Thunderstorm Safety Closures Possible
When thunderstorms are nearby, the trail to and from the Gila Cliff Dwellings is closed. Please check local forecasts before you visit. Thunderstorms are typically more likely in the afternoon. On some afternoons it is not possible to reopen. More »
Fire Restrictions on Gila National Forest
Gila National Forest currently has fire restrictions in place. Smoking and fires are never permitted on Gila Cliff Dwellings National Monument property. More »
Guided Tours Currently Not Available on Many Days
Due to a current shortage of volunteer staffing, guided tours of the cliff dwellings are offered only infrequently. Self-guided tours remain available from 9 am to 4 pm MDT daily.
NPS Photo by Barry Nielsen

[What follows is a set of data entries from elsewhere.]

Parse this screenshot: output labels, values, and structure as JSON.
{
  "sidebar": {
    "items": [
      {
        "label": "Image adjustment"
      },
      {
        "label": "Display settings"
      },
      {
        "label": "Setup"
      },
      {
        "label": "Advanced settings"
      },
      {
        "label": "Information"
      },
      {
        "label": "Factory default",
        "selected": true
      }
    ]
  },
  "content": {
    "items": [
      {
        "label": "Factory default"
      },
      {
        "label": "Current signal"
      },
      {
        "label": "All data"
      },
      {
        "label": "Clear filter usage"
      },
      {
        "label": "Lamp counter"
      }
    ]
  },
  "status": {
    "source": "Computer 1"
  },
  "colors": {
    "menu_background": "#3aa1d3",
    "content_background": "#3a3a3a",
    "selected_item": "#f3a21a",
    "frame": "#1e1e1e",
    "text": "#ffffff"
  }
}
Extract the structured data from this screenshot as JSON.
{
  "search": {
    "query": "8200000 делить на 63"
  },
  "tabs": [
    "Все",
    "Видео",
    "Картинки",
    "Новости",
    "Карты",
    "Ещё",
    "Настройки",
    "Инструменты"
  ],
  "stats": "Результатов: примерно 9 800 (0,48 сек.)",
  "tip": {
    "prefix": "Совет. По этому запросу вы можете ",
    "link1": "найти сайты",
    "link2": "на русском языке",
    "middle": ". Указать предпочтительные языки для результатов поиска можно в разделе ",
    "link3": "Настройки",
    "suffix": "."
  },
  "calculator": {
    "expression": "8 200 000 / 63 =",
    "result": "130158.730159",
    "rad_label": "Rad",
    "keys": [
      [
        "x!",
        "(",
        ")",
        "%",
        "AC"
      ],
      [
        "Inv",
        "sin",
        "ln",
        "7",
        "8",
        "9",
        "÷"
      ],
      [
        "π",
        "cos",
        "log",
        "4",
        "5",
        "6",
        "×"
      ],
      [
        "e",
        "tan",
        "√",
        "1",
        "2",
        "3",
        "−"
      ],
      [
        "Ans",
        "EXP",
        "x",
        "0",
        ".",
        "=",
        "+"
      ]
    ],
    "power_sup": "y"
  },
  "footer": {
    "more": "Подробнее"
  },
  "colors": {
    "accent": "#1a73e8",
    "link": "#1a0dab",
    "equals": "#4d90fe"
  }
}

Most notable of the species of fish is the endangered Gila trout, which is being forced out by the imported Brown trout and Rainbow trout. Endangered species of fish in the Gila National Forest are the Gila trout, Chihuahua chub, Beautiful Shiner, and Gila Topminnow. The Loach minnow and spikedace are listed as threatened. Species listed as sensitive are the Rio Grande Cutthroat trout, Roundtail chub, and Rio Grande sucker. The following species are listed in the brochure "Fish, Amphibians, Reptiles and Mammals...A Species Checklist for the Gila National Forest," which can be obtained by calling the Gila Cliff Dwellings Visitor Center at (575) 536-9461 or by clicking on the link below.
Unless otherwise noted, the abundance of a species may range from uncommon to fairly common to common.

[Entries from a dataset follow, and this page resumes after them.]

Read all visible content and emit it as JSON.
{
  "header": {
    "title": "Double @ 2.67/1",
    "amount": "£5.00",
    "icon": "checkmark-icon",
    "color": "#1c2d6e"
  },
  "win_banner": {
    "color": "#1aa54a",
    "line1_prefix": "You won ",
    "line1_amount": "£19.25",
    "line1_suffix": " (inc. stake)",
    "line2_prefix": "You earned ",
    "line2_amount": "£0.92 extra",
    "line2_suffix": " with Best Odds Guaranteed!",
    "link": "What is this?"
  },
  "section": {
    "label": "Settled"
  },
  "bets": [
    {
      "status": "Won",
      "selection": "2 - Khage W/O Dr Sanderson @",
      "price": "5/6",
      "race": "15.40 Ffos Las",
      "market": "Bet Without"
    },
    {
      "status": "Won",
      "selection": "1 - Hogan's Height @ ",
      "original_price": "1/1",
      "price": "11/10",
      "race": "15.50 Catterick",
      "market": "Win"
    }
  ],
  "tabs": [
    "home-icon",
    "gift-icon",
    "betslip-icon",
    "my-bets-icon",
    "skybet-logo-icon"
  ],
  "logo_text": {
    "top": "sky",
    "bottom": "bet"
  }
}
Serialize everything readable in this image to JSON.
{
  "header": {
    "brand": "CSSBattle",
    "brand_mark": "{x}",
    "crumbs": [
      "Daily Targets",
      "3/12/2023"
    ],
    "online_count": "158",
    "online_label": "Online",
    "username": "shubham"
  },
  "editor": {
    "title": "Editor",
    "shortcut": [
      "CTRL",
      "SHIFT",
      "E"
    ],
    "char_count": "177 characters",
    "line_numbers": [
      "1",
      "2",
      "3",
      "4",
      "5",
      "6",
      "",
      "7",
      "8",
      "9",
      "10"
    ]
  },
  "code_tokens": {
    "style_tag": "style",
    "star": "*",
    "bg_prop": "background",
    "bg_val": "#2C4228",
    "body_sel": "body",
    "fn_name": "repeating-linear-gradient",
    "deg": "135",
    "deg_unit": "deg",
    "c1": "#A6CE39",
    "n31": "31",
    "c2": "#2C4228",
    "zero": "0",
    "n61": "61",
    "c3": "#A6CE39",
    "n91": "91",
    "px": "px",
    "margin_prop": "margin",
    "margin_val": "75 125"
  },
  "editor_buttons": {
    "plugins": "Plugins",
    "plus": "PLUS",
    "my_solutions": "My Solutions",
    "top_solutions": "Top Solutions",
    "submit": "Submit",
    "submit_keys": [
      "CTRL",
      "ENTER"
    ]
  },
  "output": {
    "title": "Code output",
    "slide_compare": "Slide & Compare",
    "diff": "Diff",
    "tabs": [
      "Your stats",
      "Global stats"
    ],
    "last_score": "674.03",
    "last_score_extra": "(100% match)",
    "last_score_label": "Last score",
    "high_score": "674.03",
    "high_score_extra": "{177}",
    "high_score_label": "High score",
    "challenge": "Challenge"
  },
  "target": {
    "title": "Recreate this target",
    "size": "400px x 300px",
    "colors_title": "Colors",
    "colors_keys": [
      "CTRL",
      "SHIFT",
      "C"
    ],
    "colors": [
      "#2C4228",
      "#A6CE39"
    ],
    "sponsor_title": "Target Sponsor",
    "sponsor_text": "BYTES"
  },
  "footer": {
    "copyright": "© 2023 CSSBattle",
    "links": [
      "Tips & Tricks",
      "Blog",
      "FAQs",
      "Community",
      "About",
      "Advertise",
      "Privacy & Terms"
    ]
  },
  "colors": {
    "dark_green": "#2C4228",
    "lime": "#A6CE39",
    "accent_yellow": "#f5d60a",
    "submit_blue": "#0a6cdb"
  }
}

Did You Know?
Geronimo said, “I was born at the headwaters of the Gila River.” The Gila area in New Mexico is the traditional homeland of the Eastern Bands of Chiricahua Apache and remains important to their oral traditions, history and cultural identity.